How much power comes with a durable power of attorney?

5 answers | Last updated: Sep 14, 2017
A fellow caregiver asked...

If someone has a durable power of attorney for his wife who has Alzheimer's and is a facility, does that give him the power to make all decisions for her? For example, does that give him the right to keep her in her room all day, not allow her to attend activities or force her to eat or withhold food? How much power does the durable power of attorney give him? And is it the same with someone who has guardianship over someone is a facility? Do they have more power than someone who only has a durable power of attorney?

Expert Answers

Barbara Repa, a senior editor, is an attorney, a journalist specializing in aging issues, and the author of Your Rights in the Workplace (Nolo), now in its 10th edition.

It sounds as if what’s at the heart of your question is not so much what power a particular legal document gives over a person in a nursing facility, but concern that the resident is being treated badly—or even abused. It is the duty of the facility, not the person who admitted him or her, to make sure that residents there receive good and fitting care.

If you are a friend or family member who is concerned that the facility’s care is lacking, negligent, or abusive, there are a number of steps to take to deal with the problem.

Contact the facility administrator. Before turning to outside sources for help, try to resolve minor complaints within the nursing facility. Put complaints in writing to the facility administrator and ask for a written response—giving him or her a fair chance to address your concerns.

Contact an ombudsman. Every nursing facility is assigned an ombudsman—a person outside the facility and not associated with the company who is responsible for investigating complaints, reporting allegations of elder abuse, and helping residents solve problems through mediation. Contact the local Ombudsman Program Coordinator for help.

Contact an advocacy organization. A number of local organizations can offer you a seasoned and impartial assessment of whether your particular complaint needs action, along with specific help on how to get it. To find out what’s available in your area, contact your local Area on Aging.

Contact the state regulatory agency. Finally, if you could not resolve your problem through the above sources, consider filing a complaint with the state agency that enforces nursing home laws and regulations. The National Citizen’s Coalition for Nursing Home Reform should be able to provide contact information.

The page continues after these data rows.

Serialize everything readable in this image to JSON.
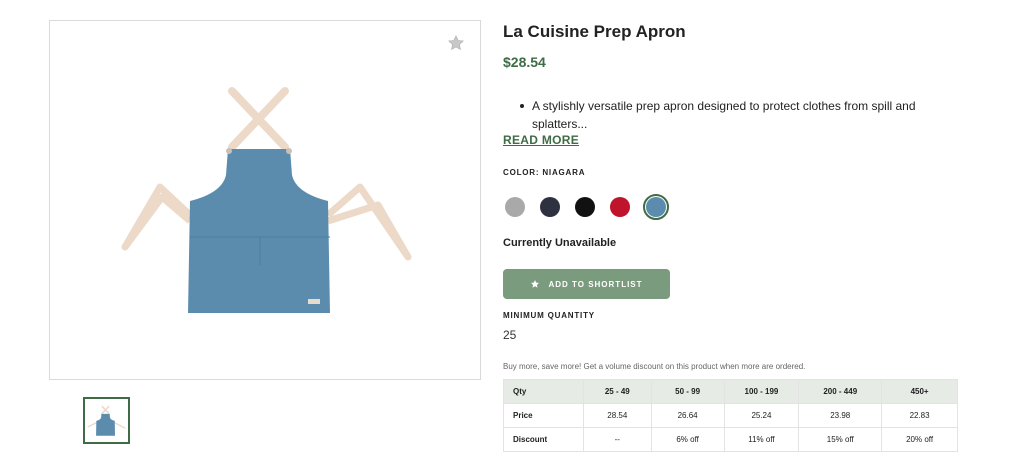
{
  "product": {
    "title": "La Cuisine Prep Apron",
    "price": "$28.54",
    "description": "A stylishly versatile prep apron designed to protect clothes from spill and splatters...",
    "read_more": "READ MORE",
    "color_label": "COLOR:",
    "selected_color": "NIAGARA",
    "availability": "Currently Unavailable",
    "shortlist_label": "ADD TO SHORTLIST",
    "min_qty_label": "MINIMUM QUANTITY",
    "min_qty_value": "25",
    "volume_note": "Buy more, save more! Get a volume discount on this product when more are ordered."
  },
  "swatches": [
    {
      "name": "gray",
      "color": "#a9a9a9",
      "selected": false
    },
    {
      "name": "charcoal",
      "color": "#2e3140",
      "selected": false
    },
    {
      "name": "black",
      "color": "#111111",
      "selected": false
    },
    {
      "name": "red",
      "color": "#c0142c",
      "selected": false
    },
    {
      "name": "niagara",
      "color": "#5b8cae",
      "selected": true
    }
  ],
  "icons": {
    "favorite": "star-icon",
    "shortlist": "star-icon"
  },
  "colors": {
    "brand_green": "#3f6b45",
    "button_green": "#7b9b7f",
    "table_header_bg": "#e6ebe6",
    "apron_blue": "#5b8cae",
    "strap_beige": "#ecd9c8"
  },
  "pricing_table": {
    "rows": [
      [
        "Qty",
        "25 - 49",
        "50 - 99",
        "100 - 199",
        "200 - 449",
        "450+"
      ],
      [
        "Price",
        "28.54",
        "26.64",
        "25.24",
        "23.98",
        "22.83"
      ],
      [
        "Discount",
        "--",
        "6% off",
        "11% off",
        "15% off",
        "20% off"
      ]
    ]
  }
}
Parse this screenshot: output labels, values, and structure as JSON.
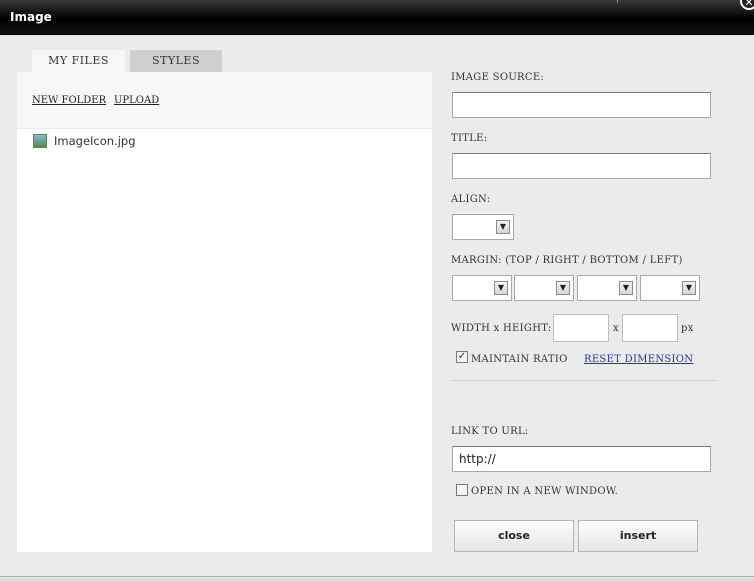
{
  "window": {
    "title": "Image"
  },
  "tabs": [
    {
      "label": "MY FILES",
      "active": true
    },
    {
      "label": "STYLES",
      "active": false
    }
  ],
  "files": {
    "actions": {
      "new_folder": "NEW FOLDER",
      "upload": "UPLOAD"
    },
    "items": [
      {
        "name": "ImageIcon.jpg",
        "icon": "image-file-icon"
      }
    ]
  },
  "form": {
    "image_source": {
      "label": "IMAGE SOURCE:",
      "value": ""
    },
    "title": {
      "label": "TITLE:",
      "value": ""
    },
    "align": {
      "label": "ALIGN:",
      "value": ""
    },
    "margin": {
      "label": "MARGIN: (TOP / RIGHT / BOTTOM / LEFT)"
    },
    "size": {
      "label": "WIDTH x HEIGHT:",
      "separator": "x",
      "unit": "px"
    },
    "maintain_ratio": {
      "label": "MAINTAIN RATIO",
      "checked": true
    },
    "reset_dimension": "RESET DIMENSION",
    "link_url": {
      "label": "LINK TO URL:",
      "value": "http://"
    },
    "new_window": {
      "label": "OPEN IN A NEW WINDOW.",
      "checked": false
    }
  },
  "buttons": {
    "close": "close",
    "insert": "insert"
  }
}
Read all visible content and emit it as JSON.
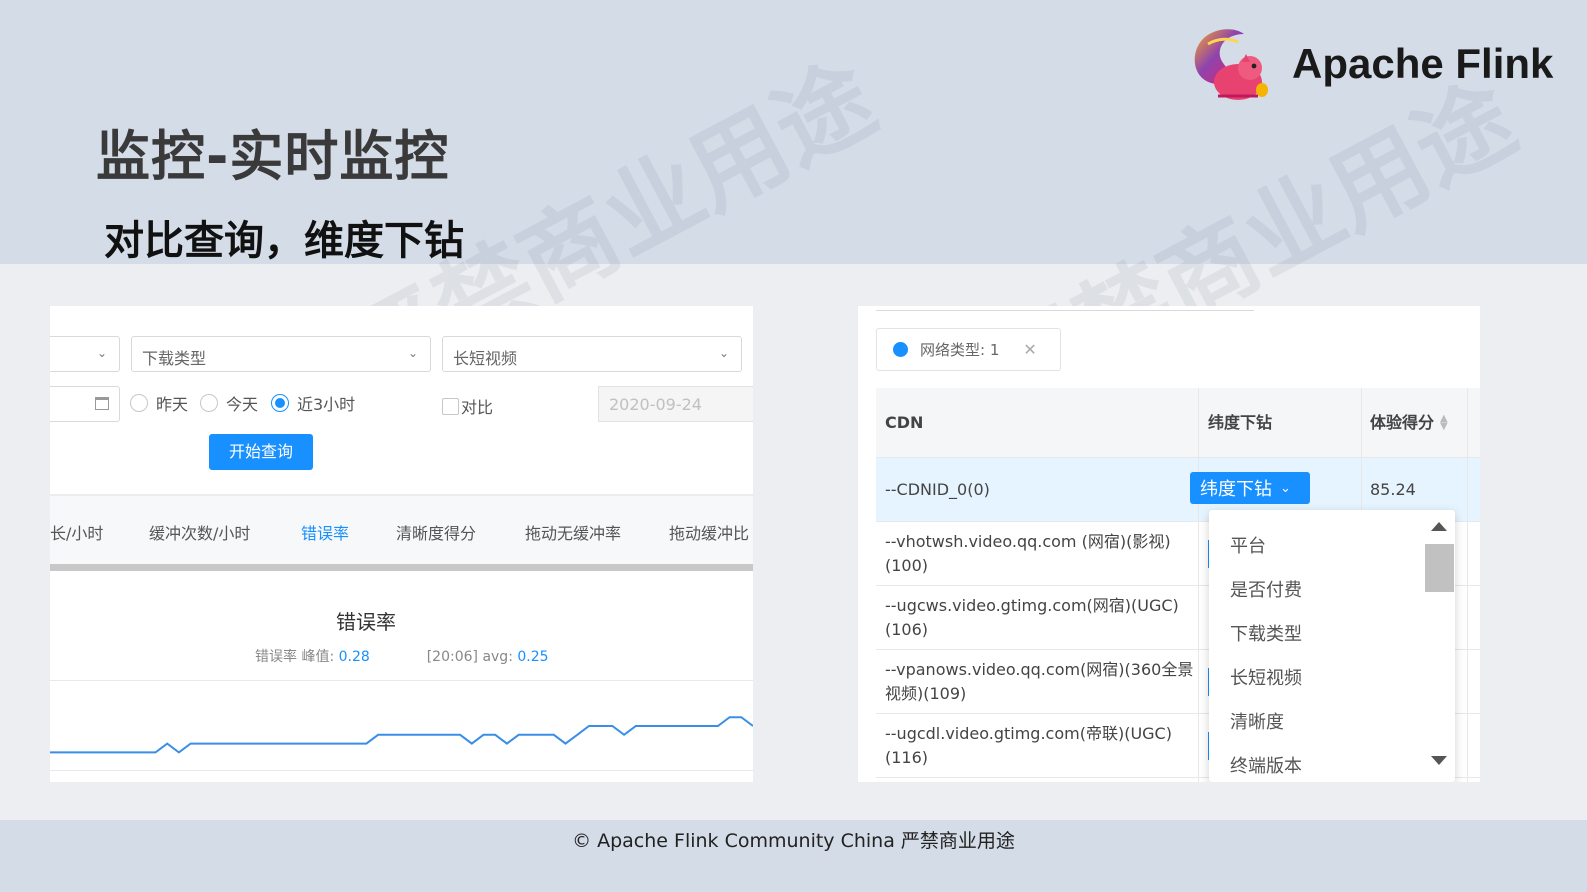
{
  "slide": {
    "title": "监控-实时监控",
    "subtitle": "对比查询，维度下钻",
    "brand": "Apache Flink",
    "footer": "© Apache Flink Community China  严禁商业用途",
    "watermark": "严禁商业用途"
  },
  "query_panel": {
    "selects": [
      "下载类型",
      "长短视频"
    ],
    "radios": [
      {
        "label": "昨天",
        "checked": false
      },
      {
        "label": "今天",
        "checked": false
      },
      {
        "label": "近3小时",
        "checked": true
      }
    ],
    "compare_label": "对比",
    "compare_date": "2020-09-24",
    "search_button": "开始查询",
    "tabs": [
      "长/小时",
      "缓冲次数/小时",
      "错误率",
      "清晰度得分",
      "拖动无缓冲率",
      "拖动缓冲比"
    ],
    "active_tab": "错误率",
    "chart": {
      "title": "错误率",
      "peak_label": "错误率 峰值:",
      "peak_value": "0.28",
      "peak_time": "[20:06]",
      "avg_label": "avg:",
      "avg_value": "0.25"
    }
  },
  "chart_data": {
    "type": "line",
    "title": "错误率",
    "series": [
      {
        "values": [
          0.22,
          0.22,
          0.22,
          0.22,
          0.22,
          0.22,
          0.22,
          0.22,
          0.22,
          0.22,
          0.23,
          0.22,
          0.23,
          0.23,
          0.23,
          0.23,
          0.23,
          0.23,
          0.23,
          0.23,
          0.23,
          0.23,
          0.23,
          0.23,
          0.23,
          0.23,
          0.23,
          0.23,
          0.24,
          0.24,
          0.24,
          0.24,
          0.24,
          0.24,
          0.24,
          0.24,
          0.23,
          0.24,
          0.24,
          0.23,
          0.24,
          0.24,
          0.24,
          0.24,
          0.23,
          0.24,
          0.25,
          0.25,
          0.25,
          0.24,
          0.25,
          0.25,
          0.25,
          0.25,
          0.25,
          0.25,
          0.25,
          0.25,
          0.26,
          0.26,
          0.25
        ]
      }
    ],
    "ylim": [
      0.2,
      0.3
    ],
    "grid": false,
    "color": "#3a8ee6"
  },
  "drill_panel": {
    "filter_tag": "网络类型: 1",
    "headers": {
      "cdn": "CDN",
      "drill": "纬度下钻",
      "score": "体验得分"
    },
    "rows": [
      {
        "cdn": "--CDNID_0(0)",
        "score": "85.24"
      },
      {
        "cdn": "--vhotwsh.video.qq.com (网宿)(影视)(100)"
      },
      {
        "cdn": "--ugcws.video.gtimg.com(网宿)(UGC)(106)"
      },
      {
        "cdn": "--vpanows.video.qq.com(网宿)(360全景视频)(109)"
      },
      {
        "cdn": "--ugcdl.video.gtimg.com(帝联)(UGC)(116)"
      }
    ],
    "drill_button": "纬度下钻",
    "dropdown_items": [
      "平台",
      "是否付费",
      "下载类型",
      "长短视频",
      "清晰度",
      "终端版本"
    ]
  }
}
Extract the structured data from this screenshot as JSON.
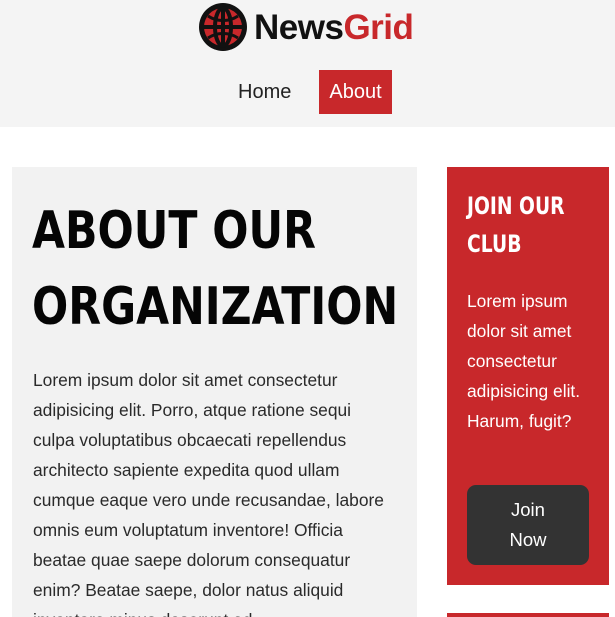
{
  "header": {
    "logo_icon": "globe-icon",
    "brand_part1": "News",
    "brand_part2": "Grid",
    "brand_colors": {
      "news": "#111111",
      "grid": "#c8282b"
    }
  },
  "nav": {
    "items": [
      {
        "label": "Home",
        "active": false
      },
      {
        "label": "About",
        "active": true
      }
    ],
    "active_color": "#c8282b"
  },
  "main": {
    "title_line1": "ABOUT OUR",
    "title_line2": "ORGANIZATION",
    "body": "Lorem ipsum dolor sit amet consectetur adipisicing elit. Porro, atque ratione sequi culpa voluptatibus obcaecati repellendus architecto sapiente expedita quod ullam cumque eaque vero unde recusandae, labore omnis eum voluptatum inventore! Officia beatae quae saepe dolorum consequatur enim? Beatae saepe, dolor natus aliquid inventore minus deserunt ad"
  },
  "sidebar": {
    "title_line1": "JOIN OUR",
    "title_line2": "CLUB",
    "text": "Lorem ipsum dolor sit amet consectetur adipisicing elit. Harum, fugit?",
    "button_label": "Join Now",
    "background_color": "#c8282b",
    "button_color": "#333333"
  }
}
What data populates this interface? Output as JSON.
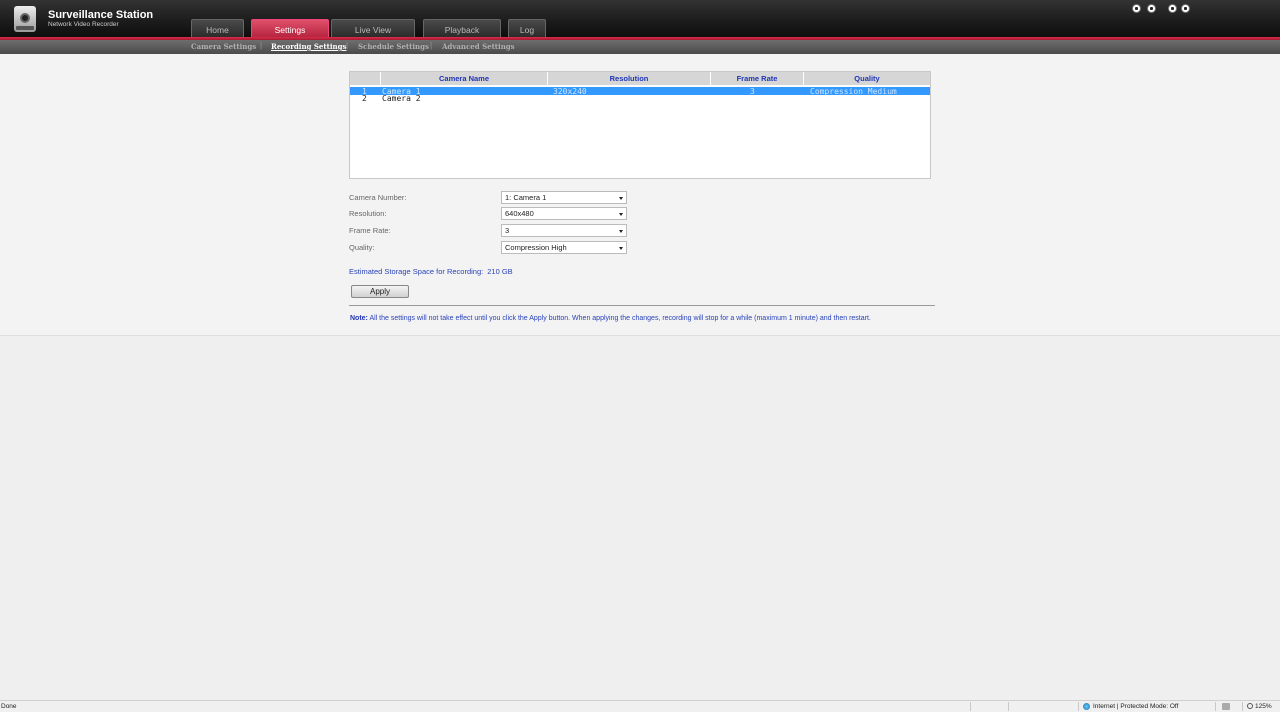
{
  "app": {
    "title": "Surveillance Station",
    "subtitle": "Network Video Recorder"
  },
  "tabs": [
    {
      "label": "Home",
      "active": false
    },
    {
      "label": "Settings",
      "active": true
    },
    {
      "label": "Live View",
      "active": false
    },
    {
      "label": "Playback",
      "active": false
    },
    {
      "label": "Log",
      "active": false
    }
  ],
  "subnav": [
    {
      "label": "Camera Settings",
      "active": false
    },
    {
      "label": "Recording Settings",
      "active": true
    },
    {
      "label": "Schedule Settings",
      "active": false
    },
    {
      "label": "Advanced Settings",
      "active": false
    }
  ],
  "subnav_separator": "|",
  "header_icons": [
    "home-icon",
    "logout-icon",
    "help-icon",
    "forward-icon"
  ],
  "table": {
    "columns": [
      "",
      "Camera Name",
      "Resolution",
      "Frame Rate",
      "Quality"
    ],
    "rows": [
      {
        "num": "1",
        "name": "Camera 1",
        "resolution": "320x240",
        "frame_rate": "3",
        "quality": "Compression Medium",
        "selected": true
      },
      {
        "num": "2",
        "name": "Camera 2",
        "resolution": "",
        "frame_rate": "",
        "quality": "",
        "selected": false
      }
    ]
  },
  "form": {
    "camera_number": {
      "label": "Camera Number:",
      "value": "1: Camera 1"
    },
    "resolution": {
      "label": "Resolution:",
      "value": "640x480"
    },
    "frame_rate": {
      "label": "Frame Rate:",
      "value": "3"
    },
    "quality": {
      "label": "Quality:",
      "value": "Compression High"
    }
  },
  "storage": {
    "label": "Estimated Storage Space for Recording:",
    "value": "210 GB"
  },
  "apply_label": "Apply",
  "note": {
    "prefix": "Note:",
    "text": "All the settings will not take effect until you click the Apply button. When applying the changes, recording will stop for a while (maximum 1 minute) and then restart."
  },
  "statusbar": {
    "status": "Done",
    "zone": "Internet | Protected Mode: Off",
    "zoom": "125%"
  },
  "colors": {
    "accent_red": "#c8223f",
    "link_blue": "#1f35b5",
    "selection": "#3399ff"
  }
}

Community Answers

Marthab answered...

Is it true that you can you draw your own power of attorney document in the state of North Carolina, and if so, where can I find a sample of one, and could I just get it motorized to make it legal

Thank you.

A fellow caregiver answered...

Yes, i have one for my mother. Just google power of attorney forms, should come up

Grace5 answered...

What do I need to do in the state of Kentucky to get durable power of attorney over my mother? Also, if I have durable power of attorney can she still access her banking and savings accounts.

Emily m. answered...

Hi Bld,

Thank you for your question. If you want to learn more about Power of Attorney, you can visit our topic center here:

You can also post your question in our Ask & Answer section, located here:

Take care, Emily | Community Manager